When Should I Stop Drinking Prior To Bed To Minimize Sleep Disruption? You can manage the negative effects of alcohol on sleep by giving your body ample time to metabolize alcohol before falling asleep. To reduce the risk of sleep disruptions, you should stop drinking alcohol at least four hours before bedtime.
- Roehrs, T., & Roth, T. Sleep, Sleepiness, and Alcohol Use. National Institute on Alcohol Abuse and Alcoholism., Retrieved February 6, 2023, from
- Pietilä, J., Helander, E., Korhonen, I., Myllymäki, T., Kujala, U., & Lindholm, H. (2018). Acute Effect of Alcohol Intake on Cardiovascular Autonomic Regulation During the First Hours of Sleep in a Large Real-World Sample of Finnish Employees: Observational Study. JMIR Mental Health, 5(1), e23.
- Centers for Disease Control. (2020, January 15). Alcohol and Public Health: Frequently Asked Questions. Centers for Disease Control and Prevention., Retrieved February 6, 2023, from
- Rasch, B., & Born, J. (2013). About Sleep’s Role in Memory. Physiological Reviews, 93(2), 681–766.
- Park, S., Oh, M., Lee, B., Kim, H., Lee, W., Lee, J., Lim, J., & Kim, J. (2015). The Effects of Alcohol on Quality of Sleep. Korean Journal of Family Medicine, 36(6), 294–299.
- Coltrain, I., Nicholas, C., & Baker, F. (2018). Alcohol and the Sleeping Brain. Handbook of Clinical Neurology, 125, 415–431., Retrieved from
- Popovici, I., & French, M. (2013). Binge Drinking and Sleep Problems among Young Adults. Drug and Alcohol Independence, 132, 207–215.
- Canham, S., Kaufmann, C., Mauro, P., Mojtabai, R., & Spira, A. (2015). Binge Drinking and Insomnia in Middle-aged and Older Adults: The Health and Retirement Study. International Journal of Geriatric Psychiatry, 30(3), 284–291.
- Simou, E., Britton, J., & Leonardi-Bee, J. (2018). Alcohol and the risk of sleep apnoea: A systematic review and meta-analysis. Sleep Medicine, 42, 38–46.
: Alcohol and Sleep
Why do alcoholics feel cold all the time?

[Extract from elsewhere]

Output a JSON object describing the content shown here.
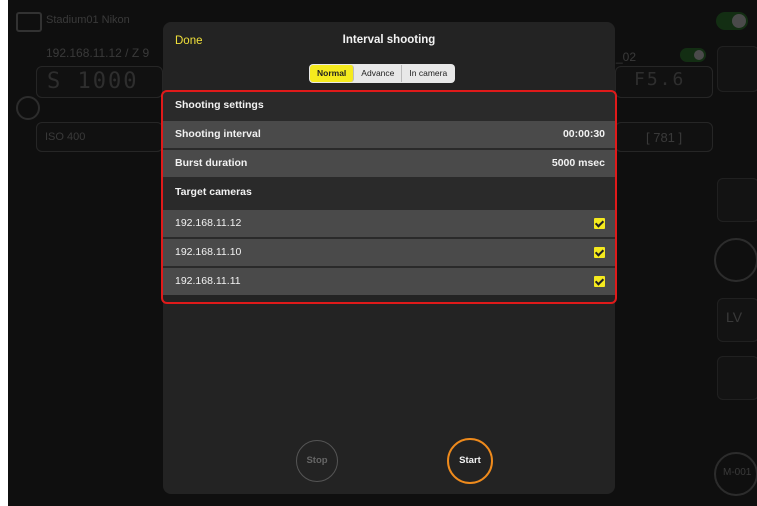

Alcohol and warmth: the big misconception – Alcohol can make you think that you’re warm, but this is deceptive. When you drink, alcohol affects the blood vessels just below your skin. They open up and more blood, and heat, flows into them.1 That takes blood and heat away from the core of your body.
Does alcoholism get worse as you get older?
It Gets Worse With Age, but It’s Never Too Late – Like with any substance, the longer alcohol is abused the more severe the side effects become as well as the dependency between mind, body and alcohol becomes. The older someone is, the more susceptible their body is to all of the physical impacts which, in the case of the nervous system, spills heavily over into the mental wellness side of everything.
Can a person recover from alcohol dependence?
Can People With Alcohol Use Disorder Recover? – Many people with AUD do recover, but setbacks are common among people in treatment. Seeking professional help early can prevent a return to drinking. Behavioral therapies can help people develop skills to avoid and overcome triggers, such as stress, that might lead to drinking.